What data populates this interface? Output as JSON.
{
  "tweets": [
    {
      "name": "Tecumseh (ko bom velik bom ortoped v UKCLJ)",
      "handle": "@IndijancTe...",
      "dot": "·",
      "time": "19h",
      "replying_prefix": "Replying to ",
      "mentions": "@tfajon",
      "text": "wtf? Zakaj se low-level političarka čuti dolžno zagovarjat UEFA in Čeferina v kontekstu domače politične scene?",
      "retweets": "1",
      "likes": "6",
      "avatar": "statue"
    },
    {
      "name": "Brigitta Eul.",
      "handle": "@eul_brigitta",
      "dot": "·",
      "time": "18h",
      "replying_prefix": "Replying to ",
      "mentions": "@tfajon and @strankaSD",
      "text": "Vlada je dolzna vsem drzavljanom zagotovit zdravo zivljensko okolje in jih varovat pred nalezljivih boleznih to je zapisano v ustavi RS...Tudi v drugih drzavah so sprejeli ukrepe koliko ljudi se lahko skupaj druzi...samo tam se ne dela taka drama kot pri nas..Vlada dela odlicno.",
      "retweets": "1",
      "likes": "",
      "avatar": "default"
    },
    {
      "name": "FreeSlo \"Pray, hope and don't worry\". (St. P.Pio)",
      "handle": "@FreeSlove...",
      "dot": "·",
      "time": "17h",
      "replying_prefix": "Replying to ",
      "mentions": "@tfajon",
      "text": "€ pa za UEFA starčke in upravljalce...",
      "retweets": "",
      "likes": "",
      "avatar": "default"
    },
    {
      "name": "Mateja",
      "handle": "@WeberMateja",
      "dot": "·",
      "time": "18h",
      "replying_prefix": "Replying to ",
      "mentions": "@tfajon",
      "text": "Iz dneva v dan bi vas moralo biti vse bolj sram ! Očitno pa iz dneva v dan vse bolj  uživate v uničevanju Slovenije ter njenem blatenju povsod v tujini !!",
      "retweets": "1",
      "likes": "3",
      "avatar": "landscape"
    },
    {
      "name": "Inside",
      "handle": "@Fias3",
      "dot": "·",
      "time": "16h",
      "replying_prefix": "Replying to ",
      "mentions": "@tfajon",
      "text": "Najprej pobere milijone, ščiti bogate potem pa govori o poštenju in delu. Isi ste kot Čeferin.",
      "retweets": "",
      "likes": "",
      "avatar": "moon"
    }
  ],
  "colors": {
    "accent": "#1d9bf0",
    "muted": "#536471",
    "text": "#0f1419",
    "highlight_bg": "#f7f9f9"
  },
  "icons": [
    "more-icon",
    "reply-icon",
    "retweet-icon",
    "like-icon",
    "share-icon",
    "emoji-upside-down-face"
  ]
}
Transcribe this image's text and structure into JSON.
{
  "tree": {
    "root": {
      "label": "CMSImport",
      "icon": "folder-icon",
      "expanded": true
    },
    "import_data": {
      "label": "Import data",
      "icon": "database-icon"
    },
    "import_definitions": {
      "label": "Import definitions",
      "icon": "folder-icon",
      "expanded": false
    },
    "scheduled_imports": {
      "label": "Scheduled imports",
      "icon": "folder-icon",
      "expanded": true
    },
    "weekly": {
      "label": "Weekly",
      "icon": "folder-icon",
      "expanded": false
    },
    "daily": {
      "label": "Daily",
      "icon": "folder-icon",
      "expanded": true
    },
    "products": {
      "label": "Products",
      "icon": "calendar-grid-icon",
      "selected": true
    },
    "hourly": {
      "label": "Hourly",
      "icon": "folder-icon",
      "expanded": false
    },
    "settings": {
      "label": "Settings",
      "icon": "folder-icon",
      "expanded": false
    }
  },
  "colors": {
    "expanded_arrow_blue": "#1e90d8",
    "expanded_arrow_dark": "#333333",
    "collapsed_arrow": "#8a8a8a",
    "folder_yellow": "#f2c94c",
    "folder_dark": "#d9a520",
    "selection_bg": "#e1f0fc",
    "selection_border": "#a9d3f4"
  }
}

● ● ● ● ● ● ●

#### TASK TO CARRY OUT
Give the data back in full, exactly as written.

#### WRITTEN SOLUTION
What data populates this interface? Output as JSON.
{
  "tweets": [
    {
      "name": "Tecumseh (ko bom velik bom ortoped v UKCLJ)",
      "handle": "@IndijancTe...",
      "dot": "·",
      "time": "19h",
      "replying_prefix": "Replying to ",
      "mentions": "@tfajon",
      "text": "wtf? Zakaj se low-level političarka čuti dolžno zagovarjat UEFA in Čeferina v kontekstu domače politične scene?",
      "retweets": "1",
      "likes": "6",
      "avatar": "statue"
    },
    {
      "name": "Brigitta Eul.",
      "handle": "@eul_brigitta",
      "dot": "·",
      "time": "18h",
      "replying_prefix": "Replying to ",
      "mentions": "@tfajon and @strankaSD",
      "text": "Vlada je dolzna vsem drzavljanom zagotovit zdravo zivljensko okolje in jih varovat pred nalezljivih boleznih to je zapisano v ustavi RS...Tudi v drugih drzavah so sprejeli ukrepe koliko ljudi se lahko skupaj druzi...samo tam se ne dela taka drama kot pri nas..Vlada dela odlicno.",
      "retweets": "1",
      "likes": "",
      "avatar": "default"
    },
    {
      "name": "FreeSlo \"Pray, hope and don't worry\". (St. P.Pio)",
      "handle": "@FreeSlove...",
      "dot": "·",
      "time": "17h",
      "replying_prefix": "Replying to ",
      "mentions": "@tfajon",
      "text": "€ pa za UEFA starčke in upravljalce...",
      "retweets": "",
      "likes": "",
      "avatar": "default"
    },
    {
      "name": "Mateja",
      "handle": "@WeberMateja",
      "dot": "·",
      "time": "18h",
      "replying_prefix": "Replying to ",
      "mentions": "@tfajon",
      "text": "Iz dneva v dan bi vas moralo biti vse bolj sram ! Očitno pa iz dneva v dan vse bolj  uživate v uničevanju Slovenije ter njenem blatenju povsod v tujini !!",
      "retweets": "1",
      "likes": "3",
      "avatar": "landscape"
    },
    {
      "name": "Inside",
      "handle": "@Fias3",
      "dot": "·",
      "time": "16h",
      "replying_prefix": "Replying to ",
      "mentions": "@tfajon",
      "text": "Najprej pobere milijone, ščiti bogate potem pa govori o poštenju in delu. Isi ste kot Čeferin.",
      "retweets": "",
      "likes": "",
      "avatar": "moon"
    }
  ],
  "colors": {
    "accent": "#1d9bf0",
    "muted": "#536471",
    "text": "#0f1419",
    "highlight_bg": "#f7f9f9"
  },
  "icons": [
    "more-icon",
    "reply-icon",
    "retweet-icon",
    "like-icon",
    "share-icon",
    "emoji-upside-down-face"
  ]
}
Transcribe this image's text and structure into JSON.
{
  "tree": {
    "root": {
      "label": "CMSImport",
      "icon": "folder-icon",
      "expanded": true
    },
    "import_data": {
      "label": "Import data",
      "icon": "database-icon"
    },
    "import_definitions": {
      "label": "Import definitions",
      "icon": "folder-icon",
      "expanded": false
    },
    "scheduled_imports": {
      "label": "Scheduled imports",
      "icon": "folder-icon",
      "expanded": true
    },
    "weekly": {
      "label": "Weekly",
      "icon": "folder-icon",
      "expanded": false
    },
    "daily": {
      "label": "Daily",
      "icon": "folder-icon",
      "expanded": true
    },
    "products": {
      "label": "Products",
      "icon": "calendar-grid-icon",
      "selected": true
    },
    "hourly": {
      "label": "Hourly",
      "icon": "folder-icon",
      "expanded": false
    },
    "settings": {
      "label": "Settings",
      "icon": "folder-icon",
      "expanded": false
    }
  },
  "colors": {
    "expanded_arrow_blue": "#1e90d8",
    "expanded_arrow_dark": "#333333",
    "collapsed_arrow": "#8a8a8a",
    "folder_yellow": "#f2c94c",
    "folder_dark": "#d9a520",
    "selection_bg": "#e1f0fc",
    "selection_border": "#a9d3f4"
  }
}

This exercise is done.